Running time: 35m 00s
Source: VHS; color; sound
Production: Borndreamer, Rebecca Ayers
Director: Rebecca Ayers
Writer: Rebecca Ayers
Camera: Bob Ayers
Lighting: Bob Ayers
Sound: Bob Ayers
Graphics & Editing: Motion City Films, Santa Monica, CA
Audio Editing: Marty Blasick
Cast: Nancy Barnes, Bob Ayers, Gene Moore, Nick Ayers, Brian O’Brien, Jewell Holmes & Raymond

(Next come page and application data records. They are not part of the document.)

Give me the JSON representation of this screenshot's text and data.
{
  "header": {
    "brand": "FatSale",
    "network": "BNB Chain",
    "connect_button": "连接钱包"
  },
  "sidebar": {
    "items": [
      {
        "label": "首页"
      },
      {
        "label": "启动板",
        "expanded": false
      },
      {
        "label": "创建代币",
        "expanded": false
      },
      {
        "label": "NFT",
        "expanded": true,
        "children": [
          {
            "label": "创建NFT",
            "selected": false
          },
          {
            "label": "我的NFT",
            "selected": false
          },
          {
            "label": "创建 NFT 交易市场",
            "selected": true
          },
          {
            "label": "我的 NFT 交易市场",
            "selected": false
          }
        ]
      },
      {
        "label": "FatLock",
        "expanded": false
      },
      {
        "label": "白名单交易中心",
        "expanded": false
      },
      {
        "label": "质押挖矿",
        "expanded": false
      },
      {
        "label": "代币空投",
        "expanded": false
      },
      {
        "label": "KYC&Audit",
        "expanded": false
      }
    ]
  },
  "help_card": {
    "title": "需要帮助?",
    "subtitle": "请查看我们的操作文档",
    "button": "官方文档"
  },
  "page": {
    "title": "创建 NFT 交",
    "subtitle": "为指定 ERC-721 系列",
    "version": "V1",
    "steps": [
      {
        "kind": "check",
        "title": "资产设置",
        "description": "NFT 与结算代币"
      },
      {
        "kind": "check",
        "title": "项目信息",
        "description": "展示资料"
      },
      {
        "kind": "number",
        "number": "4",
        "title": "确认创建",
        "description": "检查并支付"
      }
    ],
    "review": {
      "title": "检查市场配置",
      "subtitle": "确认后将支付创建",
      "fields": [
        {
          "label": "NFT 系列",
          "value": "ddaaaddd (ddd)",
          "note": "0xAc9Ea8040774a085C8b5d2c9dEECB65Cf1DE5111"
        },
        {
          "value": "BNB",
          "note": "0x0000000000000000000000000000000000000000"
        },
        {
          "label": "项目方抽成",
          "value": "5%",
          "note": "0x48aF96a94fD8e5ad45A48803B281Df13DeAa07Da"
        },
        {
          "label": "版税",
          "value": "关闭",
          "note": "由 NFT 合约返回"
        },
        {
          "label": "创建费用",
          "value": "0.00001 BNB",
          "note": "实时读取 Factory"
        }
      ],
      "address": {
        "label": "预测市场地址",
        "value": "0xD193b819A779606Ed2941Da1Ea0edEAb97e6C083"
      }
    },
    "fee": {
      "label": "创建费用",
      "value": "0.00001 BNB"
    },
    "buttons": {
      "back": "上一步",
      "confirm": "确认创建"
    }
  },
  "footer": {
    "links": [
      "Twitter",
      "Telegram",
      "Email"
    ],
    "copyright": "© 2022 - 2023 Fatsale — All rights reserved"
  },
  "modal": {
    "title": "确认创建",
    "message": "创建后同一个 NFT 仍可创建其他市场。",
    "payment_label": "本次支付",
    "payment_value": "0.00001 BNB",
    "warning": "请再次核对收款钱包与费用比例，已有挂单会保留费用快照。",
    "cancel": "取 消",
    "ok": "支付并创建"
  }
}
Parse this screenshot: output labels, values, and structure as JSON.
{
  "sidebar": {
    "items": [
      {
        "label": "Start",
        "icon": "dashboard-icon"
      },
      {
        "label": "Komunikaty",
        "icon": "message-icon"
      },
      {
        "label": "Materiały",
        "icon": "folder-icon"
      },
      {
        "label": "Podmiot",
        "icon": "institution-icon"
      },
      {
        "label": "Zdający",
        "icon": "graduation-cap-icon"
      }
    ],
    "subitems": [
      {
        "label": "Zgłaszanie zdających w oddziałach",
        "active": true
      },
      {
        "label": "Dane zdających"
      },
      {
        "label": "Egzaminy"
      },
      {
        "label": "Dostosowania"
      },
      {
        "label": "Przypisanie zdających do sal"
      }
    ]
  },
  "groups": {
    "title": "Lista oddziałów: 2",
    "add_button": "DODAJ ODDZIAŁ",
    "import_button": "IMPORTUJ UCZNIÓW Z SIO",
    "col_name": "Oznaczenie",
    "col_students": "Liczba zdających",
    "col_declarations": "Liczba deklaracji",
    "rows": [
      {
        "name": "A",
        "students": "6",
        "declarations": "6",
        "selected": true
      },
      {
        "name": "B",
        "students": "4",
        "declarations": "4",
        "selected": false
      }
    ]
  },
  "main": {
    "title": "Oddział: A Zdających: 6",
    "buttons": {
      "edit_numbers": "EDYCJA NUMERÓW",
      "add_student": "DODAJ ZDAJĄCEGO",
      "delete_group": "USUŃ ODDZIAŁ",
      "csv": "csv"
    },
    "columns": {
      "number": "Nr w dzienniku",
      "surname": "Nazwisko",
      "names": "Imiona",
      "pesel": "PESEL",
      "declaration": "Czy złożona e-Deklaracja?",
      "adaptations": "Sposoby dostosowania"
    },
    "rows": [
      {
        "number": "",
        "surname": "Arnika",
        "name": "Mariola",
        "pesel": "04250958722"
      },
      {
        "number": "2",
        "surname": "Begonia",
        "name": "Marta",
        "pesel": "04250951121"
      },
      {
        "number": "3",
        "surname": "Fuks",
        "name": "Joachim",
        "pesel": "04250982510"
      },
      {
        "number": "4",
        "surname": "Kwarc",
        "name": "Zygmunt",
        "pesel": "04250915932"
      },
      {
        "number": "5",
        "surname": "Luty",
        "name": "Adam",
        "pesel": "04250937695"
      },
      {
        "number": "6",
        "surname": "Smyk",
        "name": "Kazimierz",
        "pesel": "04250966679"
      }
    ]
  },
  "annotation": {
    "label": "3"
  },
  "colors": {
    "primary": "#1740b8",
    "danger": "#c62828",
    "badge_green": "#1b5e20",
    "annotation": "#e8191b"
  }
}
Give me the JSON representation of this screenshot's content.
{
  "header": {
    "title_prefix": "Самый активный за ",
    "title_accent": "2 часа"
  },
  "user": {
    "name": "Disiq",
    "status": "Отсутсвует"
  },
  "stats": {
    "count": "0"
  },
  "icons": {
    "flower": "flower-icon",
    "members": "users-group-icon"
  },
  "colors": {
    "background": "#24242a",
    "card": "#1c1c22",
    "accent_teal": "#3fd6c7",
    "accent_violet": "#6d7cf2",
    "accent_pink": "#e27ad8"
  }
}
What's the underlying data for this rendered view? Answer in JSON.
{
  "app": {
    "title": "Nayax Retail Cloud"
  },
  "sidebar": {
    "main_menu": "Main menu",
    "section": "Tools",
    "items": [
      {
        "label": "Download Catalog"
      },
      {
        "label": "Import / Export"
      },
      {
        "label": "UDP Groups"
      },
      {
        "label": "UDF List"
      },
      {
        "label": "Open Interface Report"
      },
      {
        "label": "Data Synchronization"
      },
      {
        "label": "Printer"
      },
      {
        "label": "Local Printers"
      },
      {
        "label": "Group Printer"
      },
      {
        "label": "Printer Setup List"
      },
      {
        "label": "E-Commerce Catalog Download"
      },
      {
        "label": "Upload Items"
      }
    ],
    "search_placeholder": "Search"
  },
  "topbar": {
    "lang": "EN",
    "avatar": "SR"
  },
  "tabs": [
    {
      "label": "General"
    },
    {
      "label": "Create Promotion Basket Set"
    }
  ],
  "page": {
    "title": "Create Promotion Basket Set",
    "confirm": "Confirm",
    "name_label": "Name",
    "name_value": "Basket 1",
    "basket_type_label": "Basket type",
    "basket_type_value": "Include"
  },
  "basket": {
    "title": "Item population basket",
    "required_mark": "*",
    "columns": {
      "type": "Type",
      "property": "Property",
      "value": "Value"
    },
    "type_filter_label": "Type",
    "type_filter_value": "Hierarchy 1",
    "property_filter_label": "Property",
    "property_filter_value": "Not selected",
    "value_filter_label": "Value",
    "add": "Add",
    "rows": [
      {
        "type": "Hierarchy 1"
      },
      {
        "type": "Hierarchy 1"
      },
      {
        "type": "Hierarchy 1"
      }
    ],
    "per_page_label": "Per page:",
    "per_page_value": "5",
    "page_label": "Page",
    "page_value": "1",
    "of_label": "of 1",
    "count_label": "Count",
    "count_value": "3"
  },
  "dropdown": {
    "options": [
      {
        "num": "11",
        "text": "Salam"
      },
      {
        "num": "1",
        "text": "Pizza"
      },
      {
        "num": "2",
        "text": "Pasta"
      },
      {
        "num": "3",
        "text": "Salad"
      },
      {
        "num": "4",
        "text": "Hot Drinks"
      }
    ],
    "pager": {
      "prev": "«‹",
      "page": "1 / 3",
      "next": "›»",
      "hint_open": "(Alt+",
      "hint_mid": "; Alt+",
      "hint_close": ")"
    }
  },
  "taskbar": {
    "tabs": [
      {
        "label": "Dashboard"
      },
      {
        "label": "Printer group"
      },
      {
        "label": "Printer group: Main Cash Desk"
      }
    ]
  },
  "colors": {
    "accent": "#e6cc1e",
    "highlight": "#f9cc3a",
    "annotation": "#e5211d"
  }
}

When the American news cycle starts to contain stories of catastrophic injuries and failed adherence to concussion protocols, it means the NFL season has arrived. Often lost in the deluge of bloviating talking heads and game highlights are the rule changes approved by team owners during the league’s offseason (there were seven this year alone). Such changes — which occur nearly every offseason — can affect everything from player safety to the pace of the game itself. With so much turnover in how the game is played from year to year, how does a football fan keep track of it all? And more important, how can someone married to a football fan keep track of it when they are: a) not a fan of football; and b) a woman? Filmmaker Rebecca Ayers sought to assuage all gender-specific, football-illiterate fears with her 1999 educational film, Football: A Woman’s Guide.
Continue reading Football: A Woman’s Guide (1999)
Watch on IU Media Collections Online
Institution: Indiana University
Collection: IUL Moving Image Archive
Running time: 14m 06s
Source film: 16mm; color; sound
Film by: Ruth C. Engs, George W. Hales, Rowell Gorman, David J. Derkacy
Production: School of Health, Physical Education, and Recreation, Indiana University
Educational Consultants: Ruth C. Engs, Ralph V. Larsson, David A. DeCoster, Phiip McPheron
Special Acknowledgements: Slaigers Pretense Theatre, Inc.
Film supported in part by a grant from: Beer Distributors of Indiana, Inc.
If there’s a maximum age at which we cease to learn concepts communicated by animated characters with funny voices, I haven’t seen it published anywhere. The 1977 educational film Booze and Yous, produced by Indiana University as part of an alcohol education program, sought to impart research-based facts about alcohol and its consumption upon its student body through a mixture of animation and live-action scenarios. The first step in doing this successfully may have been to use a caricature that resonated with the common 1970s college student — Ozzy Osbourne, anyone? — but the filmmakers decided on a rough facsimile of W.C. Fields, complete with red nose and an impression of his exaggerated drawl. Somehow, it works.
Continue reading Booze and Yous (1977)